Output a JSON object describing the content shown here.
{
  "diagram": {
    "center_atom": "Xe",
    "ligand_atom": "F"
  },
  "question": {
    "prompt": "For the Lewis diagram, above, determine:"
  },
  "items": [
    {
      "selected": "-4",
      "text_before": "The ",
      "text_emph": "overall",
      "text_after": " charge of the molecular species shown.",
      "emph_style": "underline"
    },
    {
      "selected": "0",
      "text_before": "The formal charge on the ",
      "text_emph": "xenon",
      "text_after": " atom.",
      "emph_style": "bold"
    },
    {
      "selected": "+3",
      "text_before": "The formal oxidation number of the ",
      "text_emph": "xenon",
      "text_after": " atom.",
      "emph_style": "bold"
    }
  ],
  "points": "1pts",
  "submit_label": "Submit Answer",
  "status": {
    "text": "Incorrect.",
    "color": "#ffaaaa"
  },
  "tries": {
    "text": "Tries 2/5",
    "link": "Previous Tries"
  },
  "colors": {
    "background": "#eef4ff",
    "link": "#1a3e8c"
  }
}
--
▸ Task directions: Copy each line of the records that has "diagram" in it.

▸ Written response:
  "diagram": {
    "prompt": "For the Lewis diagram, above, determine:"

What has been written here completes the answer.